Supporters of a new tax on sugary drinks in London are promoting it on the grounds that it will save the NHS in London £39 million over the next twenty years. But their own figures show that it would cost Londoners £2.6 billion in the same time period. This means that the cost to Londoners will be worth more than 67 times the benefit.
The Children’s Food Campaign is promoting a 20p per litre duty on sugary drinks, on the grounds that over the next 20 years it could reduce diabetes cases by 6300, prevent 1100 cases of cancer and “improve the quality of life” for thousands of Londoners.

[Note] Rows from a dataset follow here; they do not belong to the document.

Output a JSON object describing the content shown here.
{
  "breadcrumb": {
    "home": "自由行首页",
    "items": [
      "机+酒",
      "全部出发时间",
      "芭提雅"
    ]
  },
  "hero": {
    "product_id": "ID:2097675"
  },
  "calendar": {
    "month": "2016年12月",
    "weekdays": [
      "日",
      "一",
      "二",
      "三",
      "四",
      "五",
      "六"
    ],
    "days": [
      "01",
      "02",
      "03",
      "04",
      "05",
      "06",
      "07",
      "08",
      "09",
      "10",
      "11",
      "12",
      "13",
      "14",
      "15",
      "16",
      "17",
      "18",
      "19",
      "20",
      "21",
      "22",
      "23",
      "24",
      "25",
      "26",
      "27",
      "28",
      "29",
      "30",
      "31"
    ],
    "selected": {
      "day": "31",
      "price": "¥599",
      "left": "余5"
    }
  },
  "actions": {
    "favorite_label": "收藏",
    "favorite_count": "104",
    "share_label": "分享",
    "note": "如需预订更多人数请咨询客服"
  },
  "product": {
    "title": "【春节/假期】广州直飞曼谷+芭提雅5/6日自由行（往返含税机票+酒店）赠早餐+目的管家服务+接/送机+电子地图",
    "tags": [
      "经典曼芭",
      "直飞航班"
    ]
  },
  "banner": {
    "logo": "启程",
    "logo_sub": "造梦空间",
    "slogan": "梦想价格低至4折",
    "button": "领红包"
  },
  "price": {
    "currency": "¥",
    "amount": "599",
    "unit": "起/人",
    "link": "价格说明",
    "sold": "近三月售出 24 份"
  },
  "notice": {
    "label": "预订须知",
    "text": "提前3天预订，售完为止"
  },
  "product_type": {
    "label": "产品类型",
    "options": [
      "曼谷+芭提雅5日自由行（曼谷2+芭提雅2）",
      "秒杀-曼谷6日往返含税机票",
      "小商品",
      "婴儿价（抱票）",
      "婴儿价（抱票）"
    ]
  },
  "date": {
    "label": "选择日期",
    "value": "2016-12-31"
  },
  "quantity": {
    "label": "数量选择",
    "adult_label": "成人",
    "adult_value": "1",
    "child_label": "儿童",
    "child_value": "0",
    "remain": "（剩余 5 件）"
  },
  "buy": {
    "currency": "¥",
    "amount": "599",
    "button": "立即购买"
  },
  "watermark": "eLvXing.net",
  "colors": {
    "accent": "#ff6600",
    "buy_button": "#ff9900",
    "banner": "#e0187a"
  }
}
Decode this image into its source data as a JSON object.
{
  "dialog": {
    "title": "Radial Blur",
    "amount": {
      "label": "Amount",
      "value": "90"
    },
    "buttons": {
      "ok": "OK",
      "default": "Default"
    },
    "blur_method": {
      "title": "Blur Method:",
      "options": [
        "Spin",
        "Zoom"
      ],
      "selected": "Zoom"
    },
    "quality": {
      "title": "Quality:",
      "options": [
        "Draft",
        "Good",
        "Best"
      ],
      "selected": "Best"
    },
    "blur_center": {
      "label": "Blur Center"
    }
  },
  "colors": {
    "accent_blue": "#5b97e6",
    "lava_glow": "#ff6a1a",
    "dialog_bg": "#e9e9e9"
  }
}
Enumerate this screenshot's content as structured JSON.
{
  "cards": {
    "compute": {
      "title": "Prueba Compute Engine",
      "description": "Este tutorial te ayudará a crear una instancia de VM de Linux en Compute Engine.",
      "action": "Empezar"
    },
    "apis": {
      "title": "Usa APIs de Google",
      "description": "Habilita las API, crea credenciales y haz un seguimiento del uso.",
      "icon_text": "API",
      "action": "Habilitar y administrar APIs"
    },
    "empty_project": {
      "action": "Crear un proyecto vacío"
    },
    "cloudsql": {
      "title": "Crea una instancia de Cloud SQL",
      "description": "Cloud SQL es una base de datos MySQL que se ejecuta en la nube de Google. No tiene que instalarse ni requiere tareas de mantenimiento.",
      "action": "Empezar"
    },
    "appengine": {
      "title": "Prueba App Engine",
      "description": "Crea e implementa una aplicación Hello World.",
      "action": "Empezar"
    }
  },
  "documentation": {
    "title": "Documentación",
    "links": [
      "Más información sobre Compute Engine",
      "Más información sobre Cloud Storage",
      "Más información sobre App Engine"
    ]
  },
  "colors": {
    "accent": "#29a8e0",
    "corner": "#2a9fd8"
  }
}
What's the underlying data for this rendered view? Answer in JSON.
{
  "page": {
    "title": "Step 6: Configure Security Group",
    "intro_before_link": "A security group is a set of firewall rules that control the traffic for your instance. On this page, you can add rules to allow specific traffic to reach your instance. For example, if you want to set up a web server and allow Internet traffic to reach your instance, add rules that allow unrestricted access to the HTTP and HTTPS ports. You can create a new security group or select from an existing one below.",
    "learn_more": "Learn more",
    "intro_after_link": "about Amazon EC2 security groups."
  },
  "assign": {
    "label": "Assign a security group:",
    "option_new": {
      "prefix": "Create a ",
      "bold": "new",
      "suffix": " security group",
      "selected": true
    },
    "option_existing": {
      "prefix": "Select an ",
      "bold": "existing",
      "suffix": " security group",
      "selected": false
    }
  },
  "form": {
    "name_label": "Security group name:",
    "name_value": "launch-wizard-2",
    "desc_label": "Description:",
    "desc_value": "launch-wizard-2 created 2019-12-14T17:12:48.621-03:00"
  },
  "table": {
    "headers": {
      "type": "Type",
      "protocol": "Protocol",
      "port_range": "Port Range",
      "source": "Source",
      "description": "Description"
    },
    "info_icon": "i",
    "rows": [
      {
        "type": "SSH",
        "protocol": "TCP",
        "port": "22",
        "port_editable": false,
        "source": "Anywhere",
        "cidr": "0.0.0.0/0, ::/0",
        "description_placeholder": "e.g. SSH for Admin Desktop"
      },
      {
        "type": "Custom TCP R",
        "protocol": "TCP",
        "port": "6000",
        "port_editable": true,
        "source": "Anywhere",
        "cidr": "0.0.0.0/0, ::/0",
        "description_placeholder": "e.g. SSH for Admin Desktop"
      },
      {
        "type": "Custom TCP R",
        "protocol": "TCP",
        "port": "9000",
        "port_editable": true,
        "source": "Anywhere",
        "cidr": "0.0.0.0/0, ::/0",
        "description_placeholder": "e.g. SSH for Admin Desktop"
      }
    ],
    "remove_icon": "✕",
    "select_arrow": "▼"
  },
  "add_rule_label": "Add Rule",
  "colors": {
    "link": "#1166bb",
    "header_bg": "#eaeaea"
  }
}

It contests that Croydon, Enfield and Southwark are amongst the London boroughs most likely to see savings as a result of the sugar tax, whilst claiming that Tower Hamlets and Hackney will see the highest impact on calorie reduction.
The campaign is being backed by over 60 organisations, including the Royal Society for Public Health, European Public Health Alliance, Netmums, the Trading Standards Institute and the union UNISON, as well as environmental NGOs such as Friends of the Earth, the Soil Association and Compassion in World Farming.
Malcolm Clark, co-ordinator of the Children’s Food Campaign, said: “A duty on sugary drinks of 20p per litre would be the most practical and effective way of tackling a significant source of unnecessary calories and sugar in children and young people’s diets.
“We urge London’s mayor and council leaders to include a sugary drinks duty in their review of how London might manage devolved taxation powers, and to make the case to Westminster for the introduction of such a duty nationally.”
Professor Damien Walmsley, British Dental Association’s scientific adviser said: “A tax on sugary drinks and food is a no brainer. It’s a scandal that one in eight of our three-year olds currently experiences tooth decay. It’s time we tackled the problem at source.”
However, the Institute of Economic Affairs has looked at the campaign’s own figures and discovered that the policy would cost Londoners nearly £2.6 billion over twenty years, or £180 million a year. If rolled out nationwide, it would cost British consumers a whopping £1 billion a year.
Christopher Snowdon, Director of Lifestyle Economics at the Institute for Economic Affairs said: “If the Children’s Food Campaign estimates are correct, a tax on sugary drinks would be a horrendously inefficient policy. Taxpayers would have to spend £67 to save £1 in healthcare costs.
“It is easy to make back-of-an-envelope calculations about how much money will be saved by a particular policy, but it is meaningless unless you look also at the cost. The Children’s Food Campaign’s own figures suggest that the cost of a sugary drinks tax to London taxpayers will be £2.6 billion over twenty years. A ‘saving’ of £39 million in this context is extremely trivial. It is a rounding error.
“You don’t reduce the burden on taxpayers by raising taxes and you can’t make policy by looking at putative benefits while ignoring real costs. Taxes on soft drinks have had no measurable effect on healthcare costs in the few countries that have experimented with them. In reality, they are lucrative stealth taxes which increase the cost of living and hit the poor hardest.”